**Work request**: Pick out the lines below that include the string "value".

#### Data shown

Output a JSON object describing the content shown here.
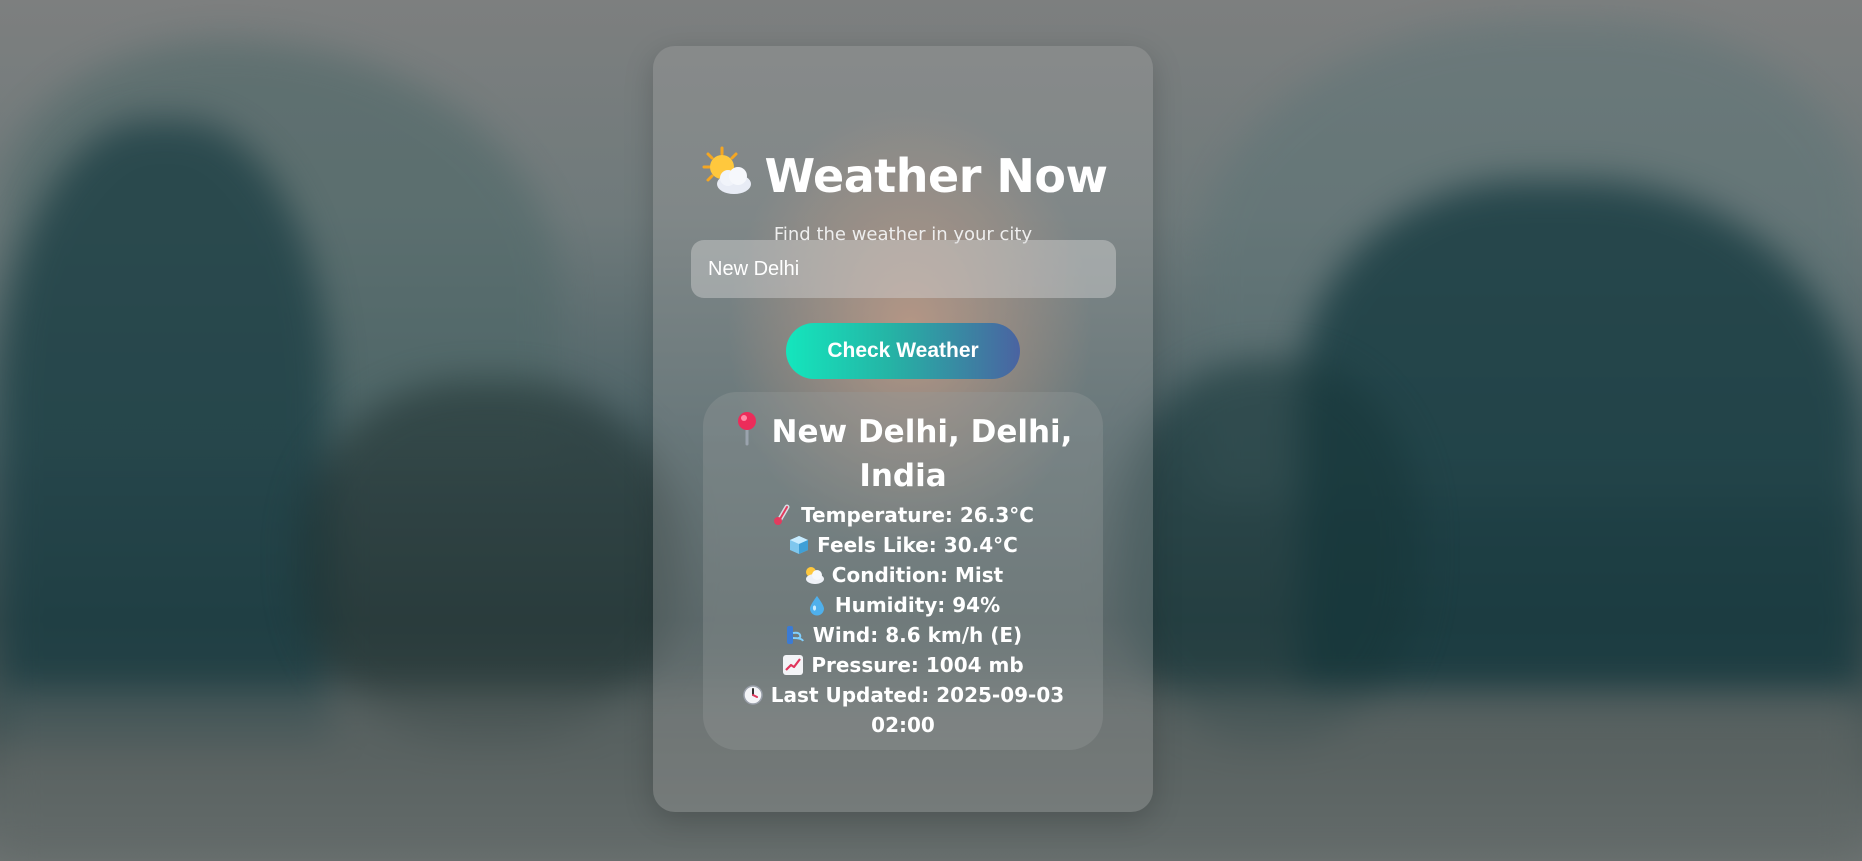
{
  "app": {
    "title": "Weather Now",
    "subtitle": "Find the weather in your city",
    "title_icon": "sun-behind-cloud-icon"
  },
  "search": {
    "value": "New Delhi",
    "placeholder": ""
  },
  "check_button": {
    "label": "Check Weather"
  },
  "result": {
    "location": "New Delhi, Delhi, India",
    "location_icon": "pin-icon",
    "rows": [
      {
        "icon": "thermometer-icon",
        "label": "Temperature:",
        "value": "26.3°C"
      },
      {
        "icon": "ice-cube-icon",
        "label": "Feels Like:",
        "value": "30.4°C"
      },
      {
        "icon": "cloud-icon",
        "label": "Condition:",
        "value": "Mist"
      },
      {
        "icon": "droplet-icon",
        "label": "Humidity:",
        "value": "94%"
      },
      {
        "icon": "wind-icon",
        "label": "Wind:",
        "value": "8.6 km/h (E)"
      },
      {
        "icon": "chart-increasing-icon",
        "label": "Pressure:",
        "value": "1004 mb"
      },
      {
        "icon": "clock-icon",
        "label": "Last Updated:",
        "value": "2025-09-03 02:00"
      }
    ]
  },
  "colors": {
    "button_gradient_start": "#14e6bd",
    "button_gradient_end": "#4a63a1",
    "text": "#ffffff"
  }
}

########

**Solution to the exercise**:
    "value": "New Delhi",
        "value": "26.3°C"
        "value": "30.4°C"
        "value": "Mist"
        "value": "94%"
        "value": "8.6 km/h (E)"
        "value": "1004 mb"
        "value": "2025-09-03 02:00"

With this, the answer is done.